Exercise aim:
Give each entry back by retyping it exactly as written.

(Stored data)
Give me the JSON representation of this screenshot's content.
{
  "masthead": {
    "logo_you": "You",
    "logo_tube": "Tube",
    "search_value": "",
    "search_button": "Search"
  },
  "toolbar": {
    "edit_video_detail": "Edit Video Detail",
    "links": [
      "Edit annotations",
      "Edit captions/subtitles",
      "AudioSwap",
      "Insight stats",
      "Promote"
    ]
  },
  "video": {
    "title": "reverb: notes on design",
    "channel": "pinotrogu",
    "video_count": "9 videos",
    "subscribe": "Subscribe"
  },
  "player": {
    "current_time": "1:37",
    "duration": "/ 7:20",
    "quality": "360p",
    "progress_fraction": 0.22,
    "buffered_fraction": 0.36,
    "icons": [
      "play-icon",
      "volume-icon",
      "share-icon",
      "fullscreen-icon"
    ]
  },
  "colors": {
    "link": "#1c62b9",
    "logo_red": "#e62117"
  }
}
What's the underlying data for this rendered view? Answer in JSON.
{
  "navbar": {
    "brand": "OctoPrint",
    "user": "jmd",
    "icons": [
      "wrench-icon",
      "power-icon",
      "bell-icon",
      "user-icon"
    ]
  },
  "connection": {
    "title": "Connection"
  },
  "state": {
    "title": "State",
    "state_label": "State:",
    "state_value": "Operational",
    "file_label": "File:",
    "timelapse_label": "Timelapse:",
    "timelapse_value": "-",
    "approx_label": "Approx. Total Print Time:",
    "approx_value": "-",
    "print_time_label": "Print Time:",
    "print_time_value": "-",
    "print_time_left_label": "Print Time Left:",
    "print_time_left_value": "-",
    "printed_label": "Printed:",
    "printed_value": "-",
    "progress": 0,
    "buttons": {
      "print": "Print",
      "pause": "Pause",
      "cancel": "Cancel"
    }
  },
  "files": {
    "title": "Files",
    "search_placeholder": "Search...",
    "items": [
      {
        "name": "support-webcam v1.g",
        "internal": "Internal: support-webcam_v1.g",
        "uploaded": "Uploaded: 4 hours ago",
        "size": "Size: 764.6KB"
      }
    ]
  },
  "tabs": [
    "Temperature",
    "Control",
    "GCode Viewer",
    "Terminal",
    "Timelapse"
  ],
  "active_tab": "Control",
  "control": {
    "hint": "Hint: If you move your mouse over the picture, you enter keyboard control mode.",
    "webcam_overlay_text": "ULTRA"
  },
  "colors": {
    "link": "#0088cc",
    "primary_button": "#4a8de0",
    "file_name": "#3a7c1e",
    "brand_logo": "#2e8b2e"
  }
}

Result of the exercise:
Give me the JSON representation of this screenshot's content.
{
  "masthead": {
    "logo_you": "You",
    "logo_tube": "Tube",
    "search_value": "",
    "search_button": "Search"
  },
  "toolbar": {
    "edit_video_detail": "Edit Video Detail",
    "links": [
      "Edit annotations",
      "Edit captions/subtitles",
      "AudioSwap",
      "Insight stats",
      "Promote"
    ]
  },
  "video": {
    "title": "reverb: notes on design",
    "channel": "pinotrogu",
    "video_count": "9 videos",
    "subscribe": "Subscribe"
  },
  "player": {
    "current_time": "1:37",
    "duration": "/ 7:20",
    "quality": "360p",
    "progress_fraction": 0.22,
    "buffered_fraction": 0.36,
    "icons": [
      "play-icon",
      "volume-icon",
      "share-icon",
      "fullscreen-icon"
    ]
  },
  "colors": {
    "link": "#1c62b9",
    "logo_red": "#e62117"
  }
}
What's the underlying data for this rendered view? Answer in JSON.
{
  "navbar": {
    "brand": "OctoPrint",
    "user": "jmd",
    "icons": [
      "wrench-icon",
      "power-icon",
      "bell-icon",
      "user-icon"
    ]
  },
  "connection": {
    "title": "Connection"
  },
  "state": {
    "title": "State",
    "state_label": "State:",
    "state_value": "Operational",
    "file_label": "File:",
    "timelapse_label": "Timelapse:",
    "timelapse_value": "-",
    "approx_label": "Approx. Total Print Time:",
    "approx_value": "-",
    "print_time_label": "Print Time:",
    "print_time_value": "-",
    "print_time_left_label": "Print Time Left:",
    "print_time_left_value": "-",
    "printed_label": "Printed:",
    "printed_value": "-",
    "progress": 0,
    "buttons": {
      "print": "Print",
      "pause": "Pause",
      "cancel": "Cancel"
    }
  },
  "files": {
    "title": "Files",
    "search_placeholder": "Search...",
    "items": [
      {
        "name": "support-webcam v1.g",
        "internal": "Internal: support-webcam_v1.g",
        "uploaded": "Uploaded: 4 hours ago",
        "size": "Size: 764.6KB"
      }
    ]
  },
  "tabs": [
    "Temperature",
    "Control",
    "GCode Viewer",
    "Terminal",
    "Timelapse"
  ],
  "active_tab": "Control",
  "control": {
    "hint": "Hint: If you move your mouse over the picture, you enter keyboard control mode.",
    "webcam_overlay_text": "ULTRA"
  },
  "colors": {
    "link": "#0088cc",
    "primary_button": "#4a8de0",
    "file_name": "#3a7c1e",
    "brand_logo": "#2e8b2e"
  }
}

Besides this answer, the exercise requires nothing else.